Exercise directions: Among the entries below, find the lines with the word "timestamp" and copy them.

Provided records:
╔══

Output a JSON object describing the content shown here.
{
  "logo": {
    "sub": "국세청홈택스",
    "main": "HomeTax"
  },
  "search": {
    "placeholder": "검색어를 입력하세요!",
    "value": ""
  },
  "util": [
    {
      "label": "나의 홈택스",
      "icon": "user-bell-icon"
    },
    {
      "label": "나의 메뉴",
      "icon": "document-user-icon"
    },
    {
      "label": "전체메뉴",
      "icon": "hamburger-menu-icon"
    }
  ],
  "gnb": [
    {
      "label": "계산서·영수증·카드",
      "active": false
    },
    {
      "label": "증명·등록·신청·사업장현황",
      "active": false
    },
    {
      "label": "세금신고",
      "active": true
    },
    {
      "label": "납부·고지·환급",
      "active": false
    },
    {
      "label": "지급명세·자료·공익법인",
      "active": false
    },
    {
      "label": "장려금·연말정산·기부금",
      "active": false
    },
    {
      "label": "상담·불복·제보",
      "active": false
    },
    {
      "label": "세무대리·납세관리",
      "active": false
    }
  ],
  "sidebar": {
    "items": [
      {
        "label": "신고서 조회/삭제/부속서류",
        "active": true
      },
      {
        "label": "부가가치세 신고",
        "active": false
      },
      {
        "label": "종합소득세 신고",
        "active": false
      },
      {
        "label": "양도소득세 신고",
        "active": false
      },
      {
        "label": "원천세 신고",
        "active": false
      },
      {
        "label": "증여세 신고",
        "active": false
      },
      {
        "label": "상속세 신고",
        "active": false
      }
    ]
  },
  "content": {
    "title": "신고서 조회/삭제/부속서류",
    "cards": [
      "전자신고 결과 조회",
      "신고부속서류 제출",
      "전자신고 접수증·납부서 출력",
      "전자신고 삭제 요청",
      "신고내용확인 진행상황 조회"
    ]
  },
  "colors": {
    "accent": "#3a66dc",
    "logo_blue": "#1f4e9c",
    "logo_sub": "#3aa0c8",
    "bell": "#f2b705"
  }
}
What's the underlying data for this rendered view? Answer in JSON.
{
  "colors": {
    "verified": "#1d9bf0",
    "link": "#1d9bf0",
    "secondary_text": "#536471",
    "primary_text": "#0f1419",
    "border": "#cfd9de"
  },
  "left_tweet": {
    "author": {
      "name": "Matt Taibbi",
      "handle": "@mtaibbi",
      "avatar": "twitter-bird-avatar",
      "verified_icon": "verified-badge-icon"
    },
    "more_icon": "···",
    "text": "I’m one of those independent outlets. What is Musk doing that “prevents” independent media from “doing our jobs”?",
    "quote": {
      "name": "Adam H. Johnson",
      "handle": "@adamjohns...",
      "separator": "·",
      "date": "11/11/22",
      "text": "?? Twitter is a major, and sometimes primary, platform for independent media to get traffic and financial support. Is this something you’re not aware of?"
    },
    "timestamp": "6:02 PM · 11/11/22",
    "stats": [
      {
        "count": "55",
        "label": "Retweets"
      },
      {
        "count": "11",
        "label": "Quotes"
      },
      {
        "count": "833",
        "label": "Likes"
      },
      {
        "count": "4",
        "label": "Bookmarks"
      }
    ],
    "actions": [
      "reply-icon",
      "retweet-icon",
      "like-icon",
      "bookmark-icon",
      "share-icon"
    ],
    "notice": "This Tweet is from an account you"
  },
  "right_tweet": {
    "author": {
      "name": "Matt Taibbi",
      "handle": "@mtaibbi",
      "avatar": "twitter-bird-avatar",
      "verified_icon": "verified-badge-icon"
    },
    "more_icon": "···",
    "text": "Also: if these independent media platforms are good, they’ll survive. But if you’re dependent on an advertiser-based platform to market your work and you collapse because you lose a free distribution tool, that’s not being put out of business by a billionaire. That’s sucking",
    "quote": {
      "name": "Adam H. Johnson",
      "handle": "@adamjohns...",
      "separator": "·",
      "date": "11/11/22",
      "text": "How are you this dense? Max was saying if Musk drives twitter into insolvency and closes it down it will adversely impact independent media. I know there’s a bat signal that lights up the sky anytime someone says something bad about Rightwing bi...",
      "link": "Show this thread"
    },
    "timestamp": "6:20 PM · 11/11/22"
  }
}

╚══

Response area:
    "timestamp": "6:02 PM · 11/11/22",
    "timestamp": "6:20 PM · 11/11/22"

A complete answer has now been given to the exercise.